Article first published online: 27 APR 2006
Volume 2, Issue 2, pages 51–57, April 1986
How to Cite
Hammarström, L., Blomlöf, L., Feiglin, B., Andersson, L. and Lindskog, S. (1986), Replantation of teeth and antibiotic treatment. Dental Traumatology, 2: 51–57. doi: 10.1111/j.1600-9657.1986.tb00124.x
- Issue published online: 27 APR 2006
- Article first published online: 27 APR 2006
- Accepted for publication 30 August 1985.
- endodontic treatment;
- root resorption

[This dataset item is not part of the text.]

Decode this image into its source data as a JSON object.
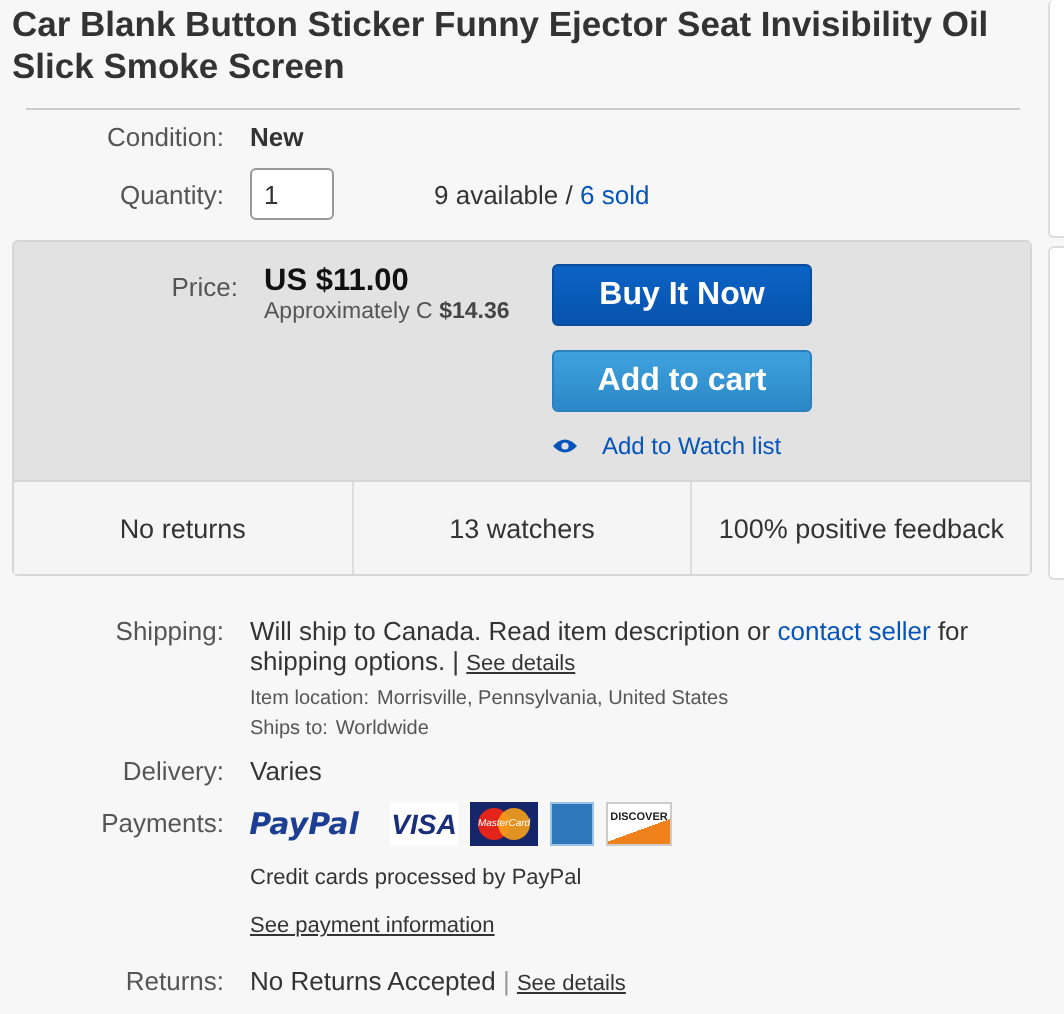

Abstract Administration of antibiotics is usually recommended when a traumatically avulsed tooth is replanted, in order to prevent bacterial contamination. In the present study, permanent lateral incisors of monkeys were extracted, allowed to dry for 1 h and then replanted. Some teeth had their pulp chambers opened labially and left open for 3 wk after replantation. The monkeys were treated with antibiotics (i.m.) either at the lime of replantation or 3 wk after replantation. In some monkeys, antibiotics were placed in the pulpal cavity. Comparisons were made of the effect of endodontic treatment on periodontal healing and root resorption. The monkeys were killed 8 wk after replantation. It was found that after systemic antibiotic treatment at the time of replantation there was no inflammatory root resorption. Also, endodontic treatment at the time of replantation prevented inflammatory root resorption. When systemic antibiotic treatment was instituted 3 wk after (he replantation, there was no reduction of the inflammatory root resorption as compared with teeth without antibiotic treatment. Application of antibiotics in the pulp 3 wk after replantation almost completely eliminated the inflammatory resorption. In all the treatment groups where administration of antibiotics or endodontic treatment had prevented, reduced or eliminated inflammatory root resorption, 30–45% of the root surface area was ankylotic 8 wk after replantation.